While there is no official medical test that can give a one-hundred percent certainty that someone has ADHD, there are clues that can lead to educated conclusions. 

Some specialists make assessments that analyze an individual’s symptoms and behaviors. Other examinations require interviews with the individual. These interviews allow the professional to deduce the symptoms, which is important in ruling out any other potential causes of the patient’s symptoms. 

The series of interviews determining ADHD for an individual sometimes approaches personal stories and history. A therapist treating a patient may break down any childhood disturbances or recent trauma that may have sparked this mental disorder. 

If you think you or a loved one is experiencing symptoms of ADHD, there are some online tests available that can help shed light on surveyors’ mental health. If you or a loved one believe you may be experiencing symptoms from ADHD, try out this online, confidential test. Note that this test is not for children but focused on adults with ADHD. 

These tests are completely free and available for the public’s education and understanding of ADHD. Through trustworthy sources like our tests at Mind Diagnostics, women worldwide are being helped with problems they could not pinpoint until now. 

Lifestyle Remedies For Women With ADHD

There are lots of helpful home remedies that can improve lifestyles impeded by ADHD. Below are some great options to try out if you think you might be struggling with ADHD. 

Here are some simple options that you can introduce into your day to help manage an ADHD lifestyle. Though this list can be very helpful, trusted treatment plans must come from an official medical professional.

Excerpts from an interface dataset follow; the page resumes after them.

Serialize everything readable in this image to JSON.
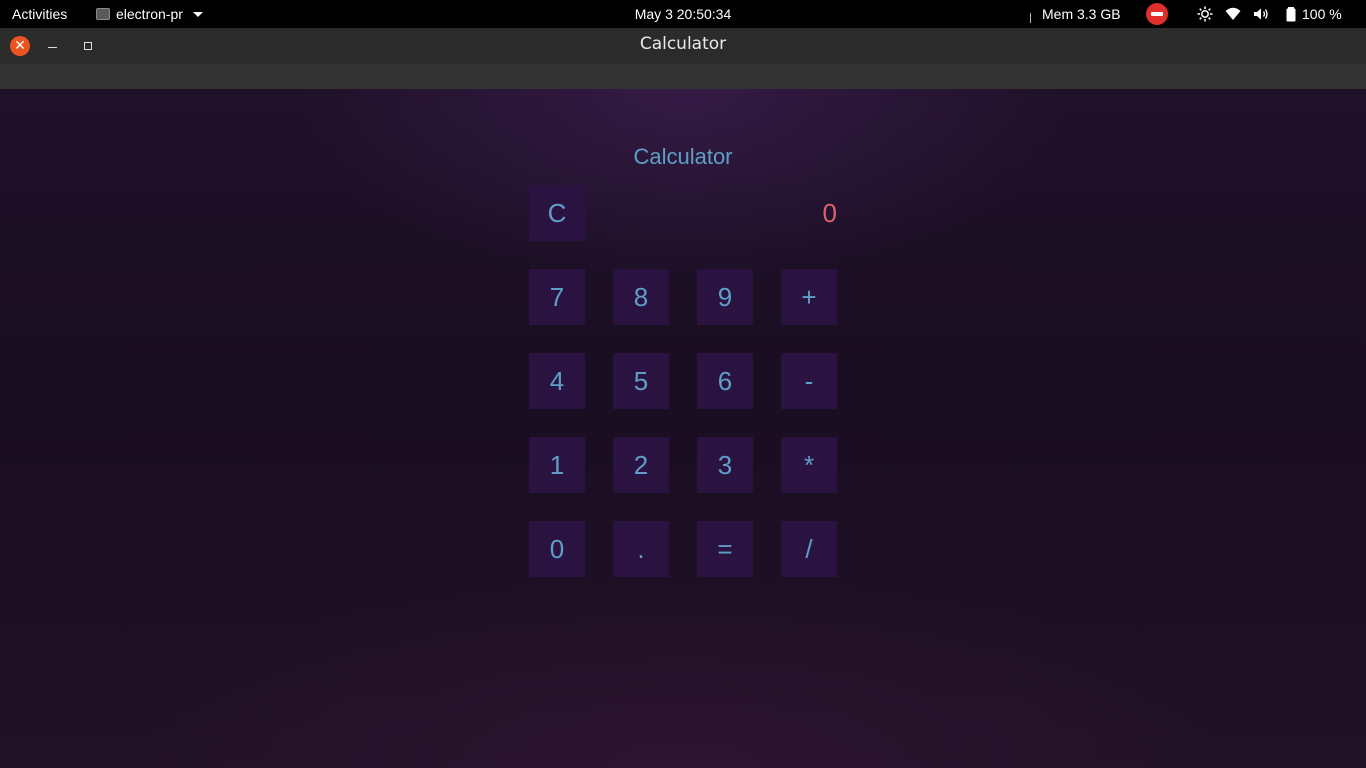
{
  "topbar": {
    "activities": "Activities",
    "app_menu": "electron-pr",
    "clock": "May 3  20:50:34",
    "memory": "Mem 3.3 GB",
    "battery": "100 %",
    "icons": [
      "stop-indicator-icon",
      "brightness-icon",
      "wifi-icon",
      "volume-icon",
      "battery-icon"
    ]
  },
  "window": {
    "title": "Calculator",
    "close_glyph": "✕",
    "accent": "#e95420"
  },
  "calculator": {
    "heading": "Calculator",
    "clear_label": "C",
    "display_value": "0",
    "keys": [
      [
        "7",
        "8",
        "9",
        "+"
      ],
      [
        "4",
        "5",
        "6",
        "-"
      ],
      [
        "1",
        "2",
        "3",
        "*"
      ],
      [
        "0",
        ".",
        "=",
        "/"
      ]
    ],
    "colors": {
      "key_bg": "#2a1340",
      "key_text": "#5f9ec7",
      "display_text": "#d9626c"
    }
  }
}
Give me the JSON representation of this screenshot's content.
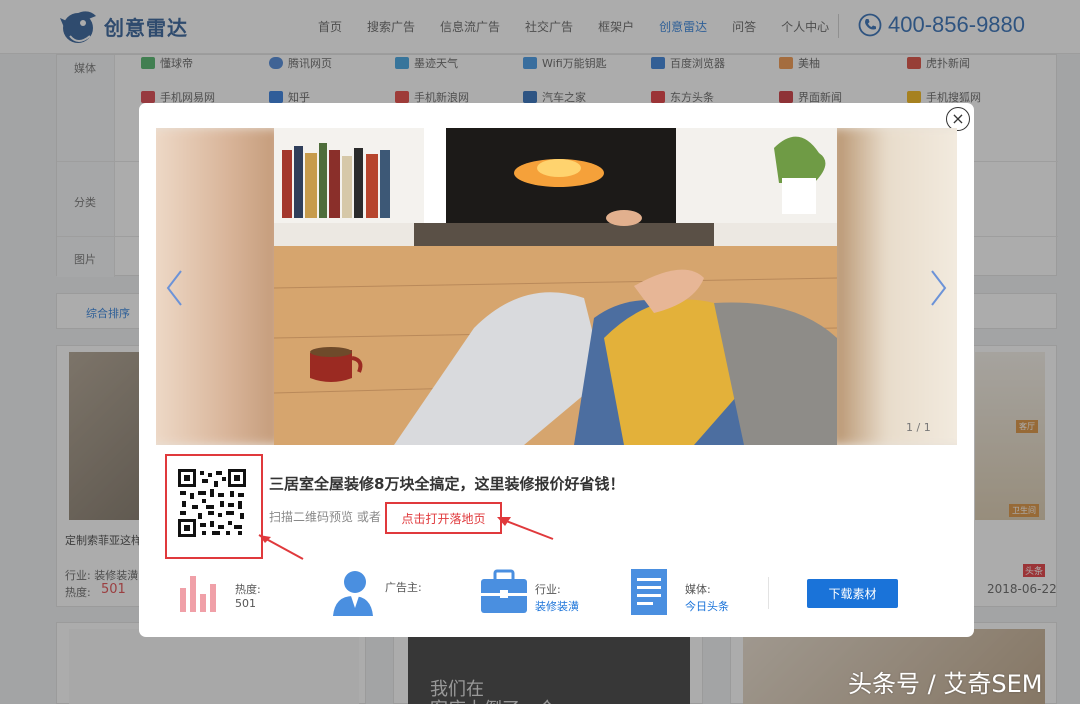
{
  "header": {
    "brand": "创意雷达",
    "nav": [
      "首页",
      "搜索广告",
      "信息流广告",
      "社交广告",
      "框架户",
      "创意雷达",
      "问答",
      "个人中心"
    ],
    "active_index": 5,
    "phone": "400-856-9880"
  },
  "filters": {
    "media_label": "媒体",
    "category_label": "分类",
    "image_label": "图片",
    "media_row1": [
      "懂球帝",
      "腾讯网页",
      "墨迹天气",
      "Wifi万能钥匙",
      "百度浏览器",
      "美柚",
      "虎扑新闻"
    ],
    "media_row2": [
      "手机网易网",
      "知乎",
      "手机新浪网",
      "汽车之家",
      "东方头条",
      "界面新闻",
      "手机搜狐网"
    ],
    "sort_label": "综合排序"
  },
  "background_cards": {
    "left_title": "定制索菲亚这样",
    "left_industry": "行业: 装修装潢",
    "left_heat_label": "热度:",
    "left_heat_value": "501",
    "right_badge": "头条",
    "right_date": "2018-06-22",
    "right_tag_top": "客厅",
    "right_tag_bottom": "卫生间",
    "bottom_mid_text": "我们在",
    "bottom_mid_text2": "客店上倒了一个"
  },
  "modal": {
    "close_symbol": "×",
    "counter": "1 / 1",
    "title": "三居室全屋装修8万块全搞定，这里装修报价好省钱！",
    "scan_text": "扫描二维码预览 或者",
    "landing_link": "点击打开落地页",
    "heat_label": "热度:",
    "heat_value": "501",
    "advertiser_label": "广告主:",
    "advertiser_value": "",
    "industry_label": "行业:",
    "industry_value": "装修装潢",
    "media_label": "媒体:",
    "media_value": "今日头条",
    "download_button": "下载素材"
  },
  "watermark": "头条号 / 艾奇SEM",
  "colors": {
    "brand_blue": "#1d4f8f",
    "link_blue": "#1a73d9",
    "annotation_red": "#e0393c",
    "heat_bar_pink": "#f0a0a8"
  },
  "icons": {
    "heat": "bar-chart-icon",
    "advertiser": "person-icon",
    "industry": "briefcase-icon",
    "media": "document-icon",
    "phone": "phone-icon"
  }
}
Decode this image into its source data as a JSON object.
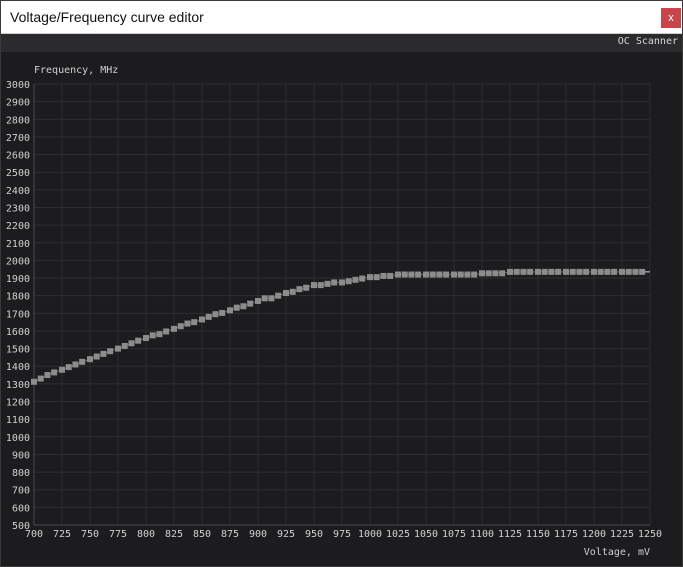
{
  "window": {
    "title": "Voltage/Frequency curve editor",
    "close_label": "x"
  },
  "toolbar": {
    "oc_scanner_label": "OC Scanner"
  },
  "chart_data": {
    "type": "scatter",
    "title": "",
    "ylabel": "Frequency, MHz",
    "xlabel": "Voltage, mV",
    "xlim": [
      700,
      1250
    ],
    "ylim": [
      500,
      3000
    ],
    "grid": true,
    "x_ticks": [
      700,
      725,
      750,
      775,
      800,
      825,
      850,
      875,
      900,
      925,
      950,
      975,
      1000,
      1025,
      1050,
      1075,
      1100,
      1125,
      1150,
      1175,
      1200,
      1225,
      1250
    ],
    "y_ticks": [
      500,
      600,
      700,
      800,
      900,
      1000,
      1100,
      1200,
      1300,
      1400,
      1500,
      1600,
      1700,
      1800,
      1900,
      2000,
      2100,
      2200,
      2300,
      2400,
      2500,
      2600,
      2700,
      2800,
      2900,
      3000
    ],
    "x": [
      700,
      706,
      712,
      718,
      725,
      731,
      737,
      743,
      750,
      756,
      762,
      768,
      775,
      781,
      787,
      793,
      800,
      806,
      812,
      818,
      825,
      831,
      837,
      843,
      850,
      856,
      862,
      868,
      875,
      881,
      887,
      893,
      900,
      906,
      912,
      918,
      925,
      931,
      937,
      943,
      950,
      956,
      962,
      968,
      975,
      981,
      987,
      993,
      1000,
      1006,
      1012,
      1018,
      1025,
      1031,
      1037,
      1043,
      1050,
      1056,
      1062,
      1068,
      1075,
      1081,
      1087,
      1093,
      1100,
      1106,
      1112,
      1118,
      1125,
      1131,
      1137,
      1143,
      1150,
      1156,
      1162,
      1168,
      1175,
      1181,
      1187,
      1193,
      1200,
      1206,
      1212,
      1218,
      1225,
      1231,
      1237,
      1243
    ],
    "y": [
      1312,
      1330,
      1350,
      1365,
      1380,
      1395,
      1410,
      1425,
      1440,
      1455,
      1470,
      1485,
      1500,
      1515,
      1530,
      1545,
      1560,
      1575,
      1582,
      1597,
      1612,
      1627,
      1642,
      1650,
      1665,
      1680,
      1695,
      1702,
      1717,
      1732,
      1740,
      1755,
      1770,
      1785,
      1785,
      1800,
      1815,
      1822,
      1837,
      1845,
      1860,
      1860,
      1867,
      1875,
      1875,
      1882,
      1890,
      1897,
      1905,
      1905,
      1912,
      1912,
      1920,
      1920,
      1920,
      1920,
      1920,
      1920,
      1920,
      1920,
      1920,
      1920,
      1920,
      1920,
      1927,
      1927,
      1927,
      1927,
      1935,
      1935,
      1935,
      1935,
      1935,
      1935,
      1935,
      1935,
      1935,
      1935,
      1935,
      1935,
      1935,
      1935,
      1935,
      1935,
      1935,
      1935,
      1935,
      1935
    ],
    "colors": {
      "grid": "#2e2e31",
      "axis": "#4a4a4c",
      "text": "#d0d0d0",
      "point": "#8c8c8c",
      "line": "#cfcfcf"
    }
  }
}
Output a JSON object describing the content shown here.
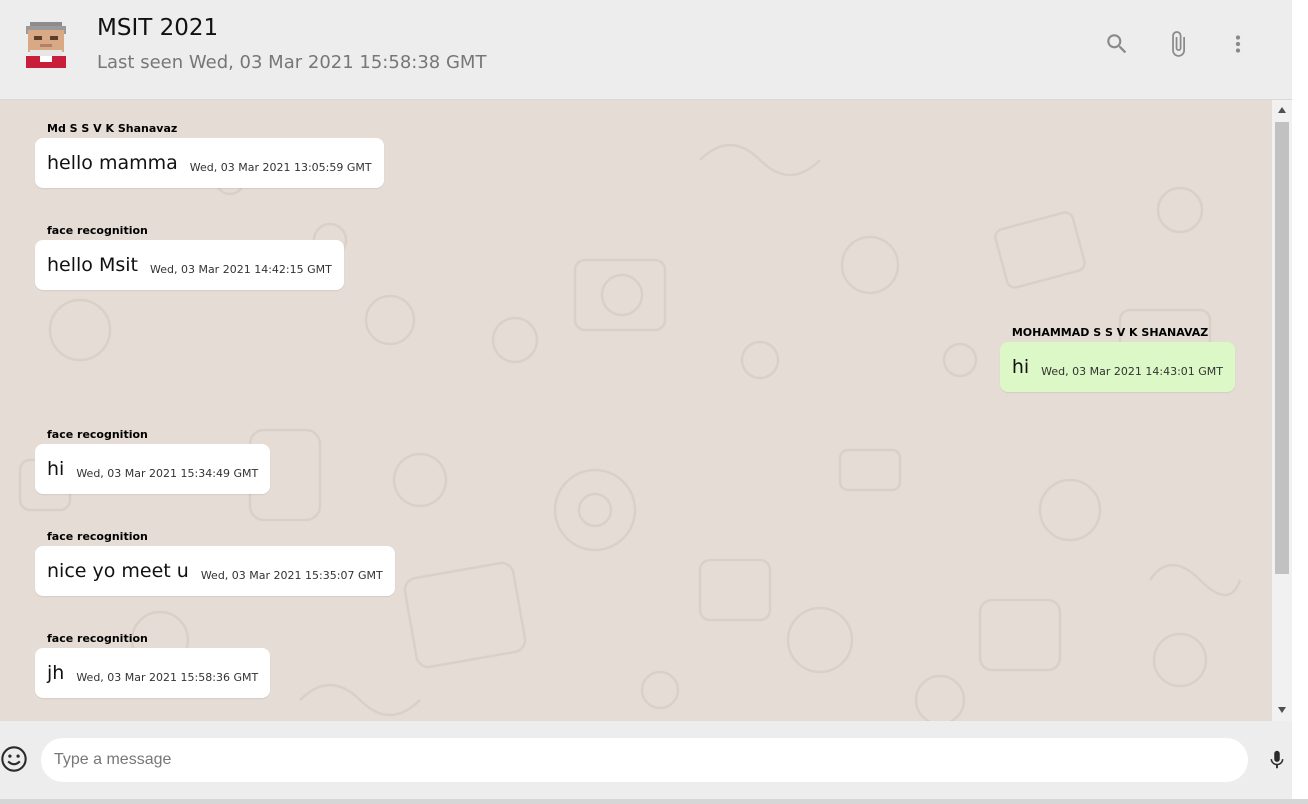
{
  "header": {
    "title": "MSIT 2021",
    "status": "Last seen Wed, 03 Mar 2021 15:58:38 GMT",
    "avatar_icon": "pixel-avatar-icon",
    "actions": [
      "search-icon",
      "attach-icon",
      "more-vert-icon"
    ]
  },
  "messages": [
    {
      "sender": "Md S S V K Shanavaz",
      "text": "hello mamma",
      "time": "Wed, 03 Mar 2021 13:05:59 GMT",
      "mine": false
    },
    {
      "sender": "face recognition",
      "text": "hello Msit",
      "time": "Wed, 03 Mar 2021 14:42:15 GMT",
      "mine": false
    },
    {
      "sender": "MOHAMMAD S S V K SHANAVAZ",
      "text": "hi",
      "time": "Wed, 03 Mar 2021 14:43:01 GMT",
      "mine": true
    },
    {
      "sender": "face recognition",
      "text": "hi",
      "time": "Wed, 03 Mar 2021 15:34:49 GMT",
      "mine": false
    },
    {
      "sender": "face recognition",
      "text": "nice yo meet u",
      "time": "Wed, 03 Mar 2021 15:35:07 GMT",
      "mine": false
    },
    {
      "sender": "face recognition",
      "text": "jh",
      "time": "Wed, 03 Mar 2021 15:58:36 GMT",
      "mine": false
    }
  ],
  "composer": {
    "placeholder": "Type a message",
    "value": ""
  },
  "colors": {
    "chat_bg": "#e5ddd5",
    "incoming_bubble": "#ffffff",
    "outgoing_bubble": "#dcf8c6",
    "header_bg": "#ededed"
  }
}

  • Create a routine: By following a constant day-to-day routine, you can create stability for yourself. Start your day with a morning walk or a warm cup of tea. These small consistencies will help you feel in control.
  • Make checklists: Checklists are wonderful because they allow you to visualize your tasks. Another perk to checklists is the mental cheer when checking off a chore from your checklist. 
  • Use a calendar: Keeping your appointments in a calendar is a great way to track all your upcoming projects, plans, and deadlines. This is an easy step to stay on top of your work life, social commitments, and personal schedules in a visual way. Selecting a small calendar is even better because you can carry it around can update it as new plans are made. 
  • Organize your information: Create a system that can organize your information. Establishing this organization can be on your desktop, physical filed documents, or both. 
  • Take deep breaths: By slowing down and taking deep breaths, you can take a step back and consider the emotions you are experiencing. If you feel heated and overwhelmed by an experience, focusing on your breath can help ground yourself in a situation. 

Ask for help: Oftentimes, friends, and loved ones are the greatest resources to support your mental health. Ask close friends and family members to have patience with you. 

Pensive couple looking through notebook while sitting near boxes


Seeking Help

Sometimes people do not realize they are struggling with a mental illness. Therapy can help uncover individuals’ needs and improve lifestyles. 

Due to women’s often undetected symptoms, there are tons of women and girls experiencing undiagnosed ADHD. If you think you may be one of these unnoticed cases, you should seek help from a licensed professional. You may find resources and methods that will help you lead a full life.